How to Emphasize Your Collaborative Strengths in an Interview

So many employers are on the hunt for talented technical professionals who know how to collaborate! This is great news for all of you collaborative technologists out there because it means more career opportunities and higher success rates at work. However, it’s not always easy to demonstrate your collaborative strengths during the interview process. These five tips will help you emphasize how collaborative you can be without selling your skills as an individual short.

1. Anecdotes Are Key: If you take nothing else away from this, remember that anecdotes paint a vivid picture and help people better understand your strengths and weaknesses better than simply listing your soft skills—which can sound a little too much like buzzwords and won’t set you apart from other technical professionals in line for the same position. Even if you don’t think you have anecdotes that can demonstrate your collaborative strengths, you probably do! Think about a time when you worked well with others at your job. Think about a time when your communication and problem solving in a team environment led to great results. If you’re not great at coming up with stories on the spot that suit the questions you’re being asked and the strengths you’re trying to highlight, feel free to rehearse a few ahead of your interview so you can go in confident, prepared, and ready to really show how collaborative you can be!

2. Practice Active Listening: One of the key components of effective collaboration is active listening. Demonstrating that you can hold a conversation without stepping on toes, focusing too much on yourself, and tuning out or not absorbing what another person is saying during the interview process is always a good idea, especially if you want to flaunt your collaborative strengths.

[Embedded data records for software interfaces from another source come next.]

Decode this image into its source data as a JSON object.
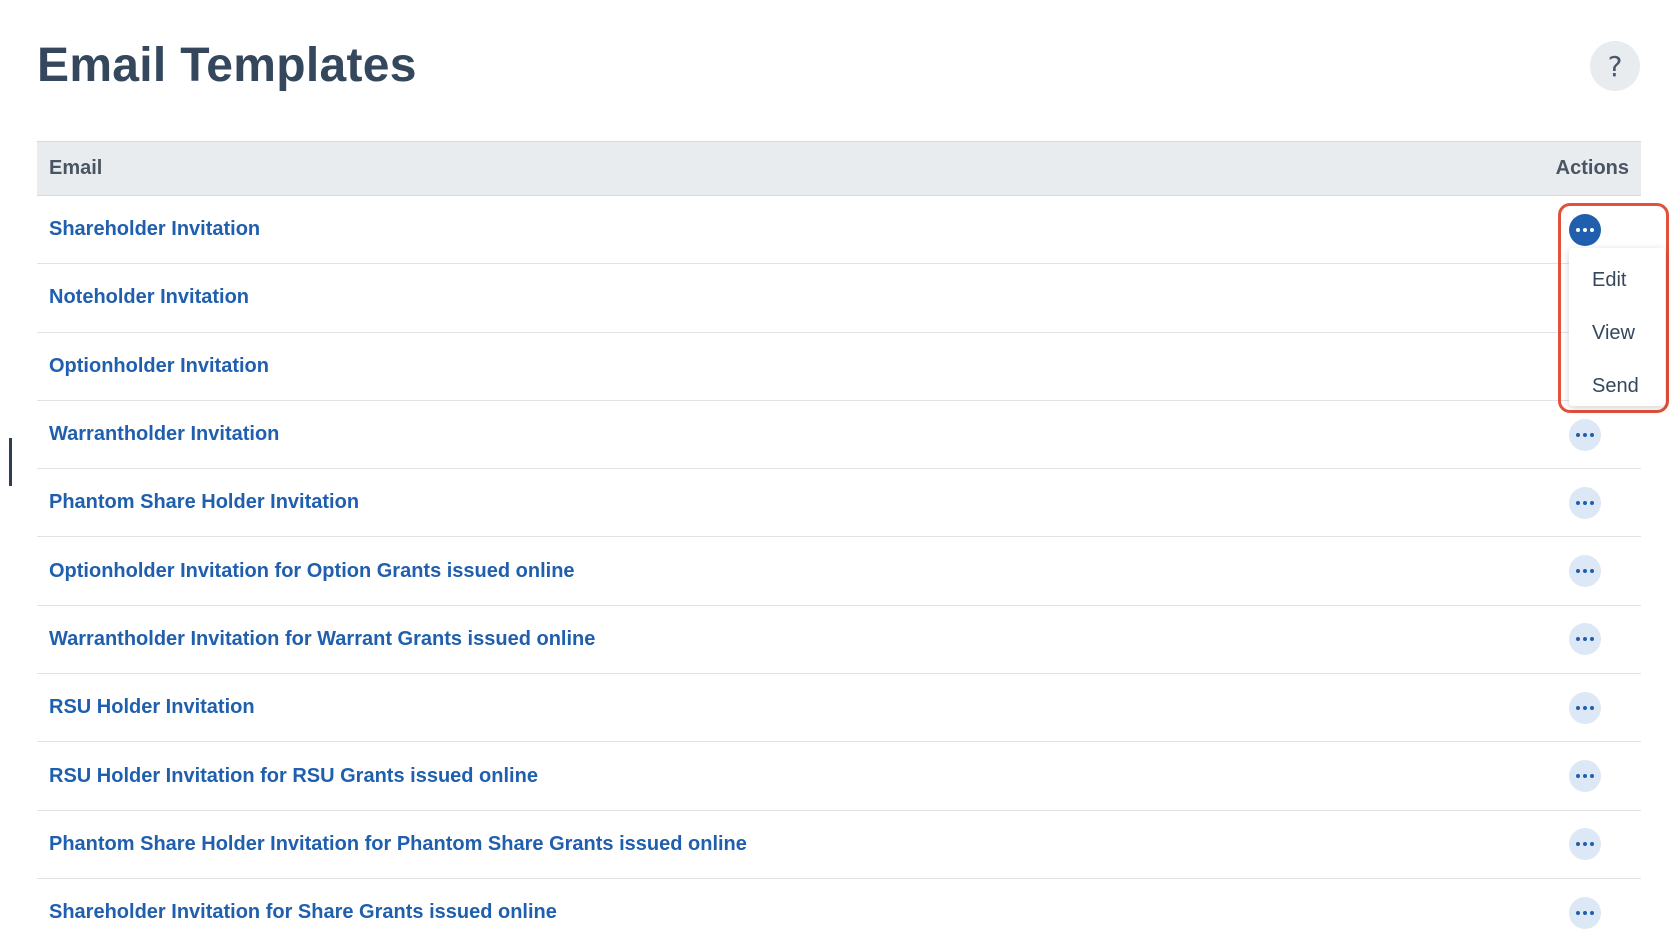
{
  "page": {
    "title": "Email Templates",
    "help_label": "?"
  },
  "table": {
    "columns": {
      "email": "Email",
      "actions": "Actions"
    },
    "rows": [
      {
        "name": "Shareholder Invitation",
        "menu_open": true
      },
      {
        "name": "Noteholder Invitation",
        "menu_open": false
      },
      {
        "name": "Optionholder Invitation",
        "menu_open": false
      },
      {
        "name": "Warrantholder Invitation",
        "menu_open": false
      },
      {
        "name": "Phantom Share Holder Invitation",
        "menu_open": false
      },
      {
        "name": "Optionholder Invitation for Option Grants issued online",
        "menu_open": false
      },
      {
        "name": "Warrantholder Invitation for Warrant Grants issued online",
        "menu_open": false
      },
      {
        "name": "RSU Holder Invitation",
        "menu_open": false
      },
      {
        "name": "RSU Holder Invitation for RSU Grants issued online",
        "menu_open": false
      },
      {
        "name": "Phantom Share Holder Invitation for Phantom Share Grants issued online",
        "menu_open": false
      },
      {
        "name": "Shareholder Invitation for Share Grants issued online",
        "menu_open": false
      }
    ]
  },
  "dropdown": {
    "items": [
      "Edit",
      "View",
      "Send"
    ]
  },
  "colors": {
    "link": "#1f5fae",
    "highlight": "#e2513b",
    "header_bg": "#e8ecef"
  }
}
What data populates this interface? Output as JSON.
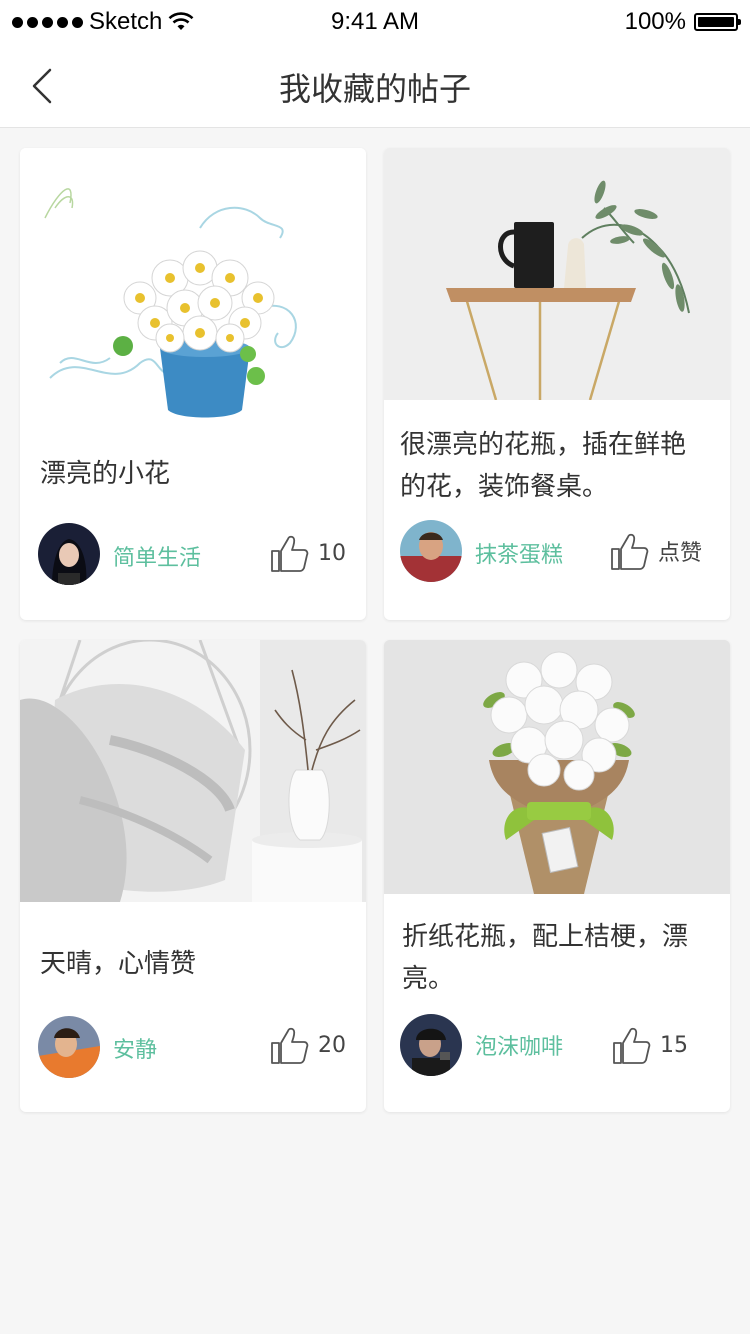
{
  "status_bar": {
    "carrier": "Sketch",
    "time": "9:41 AM",
    "battery": "100%"
  },
  "nav": {
    "title": "我收藏的帖子"
  },
  "posts": [
    {
      "title": "漂亮的小花",
      "author": "简单生活",
      "likes": "10"
    },
    {
      "title": "很漂亮的花瓶，插在鲜艳的花，装饰餐桌。",
      "author": "抹茶蛋糕",
      "likes": "点赞"
    },
    {
      "title": "天晴，心情赞",
      "author": "安静",
      "likes": "20"
    },
    {
      "title": "折纸花瓶，配上桔梗，漂亮。",
      "author": "泡沫咖啡",
      "likes": "15"
    }
  ]
}
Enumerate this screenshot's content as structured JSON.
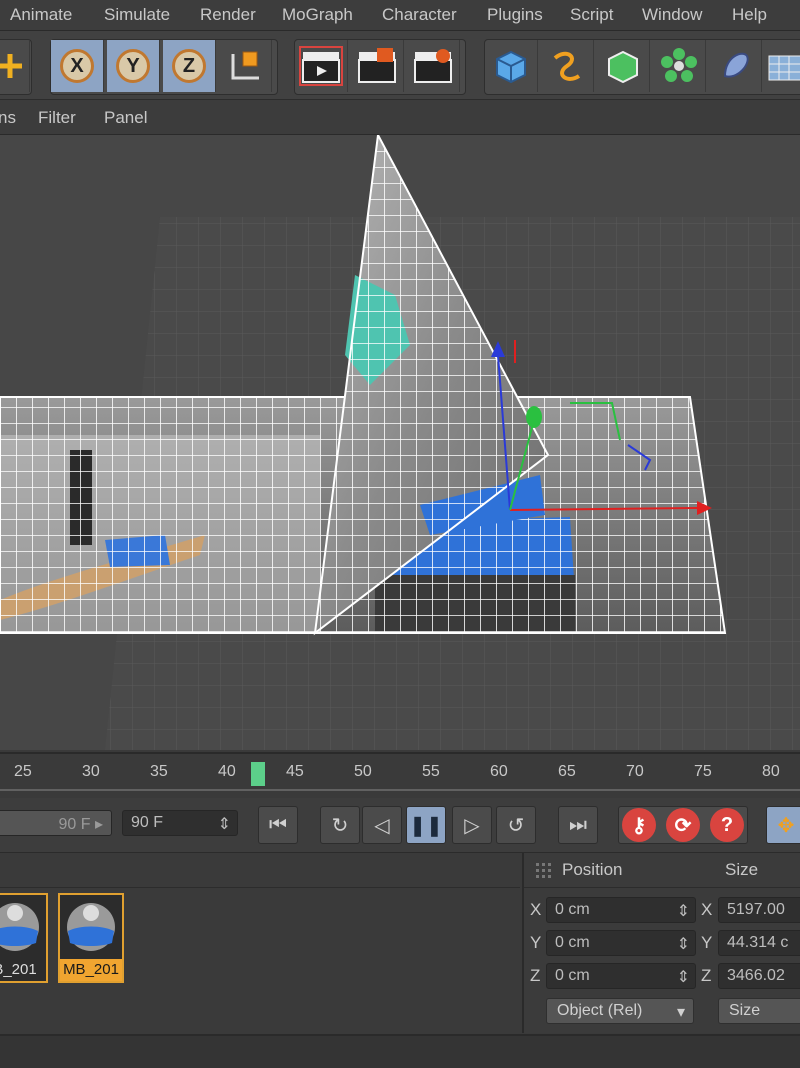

3. Problem Solving and Compromise: There is no such thing as effective collaboration or teamwork without solving problems and making compromises. That’s why so many employers will ask questions geared towards evaluating your ability to compromise. But, even if they don’t, go in prepared with a few examples of the compromises you’ve made in a team environment as well as problems you’ve helped solve as a team and find organic ways to bring these to the forefront.

4. Ask About the Tools They Use: As a technical professional you’re acutely aware of just how many apps and how much software is designed with effective collaboration in mind. Almost every company utilizes one or more of these tools—from Slack to Skype to Calendar Invites—and demonstrating curiosity in what tools they use as well as discussing your experience with these tools or similar tools can really show what you’re capable of when it comes to practical, everyday collaboration.

5. Time Management and Reliability: While time management and reliability are soft skills you might want to emphasize during an interview anyways, they’re also essential components of effective collaboration. If you want to paint a picture of your overall collaborative strengths, make sure you mention and offer stories about times when others relied on you, how your time management strengths led to added value in your current or previous job, and how these strengths impacted your collaborators overall.

Collaboration is an essential soft skill for a lot of technical professionals, but you may not be effectively highlighting your collaboration skills during an interview. If you hit all of the five points above, you’ll demonstrate to employers that you can be a great team player and a collaborative addition to their existing team.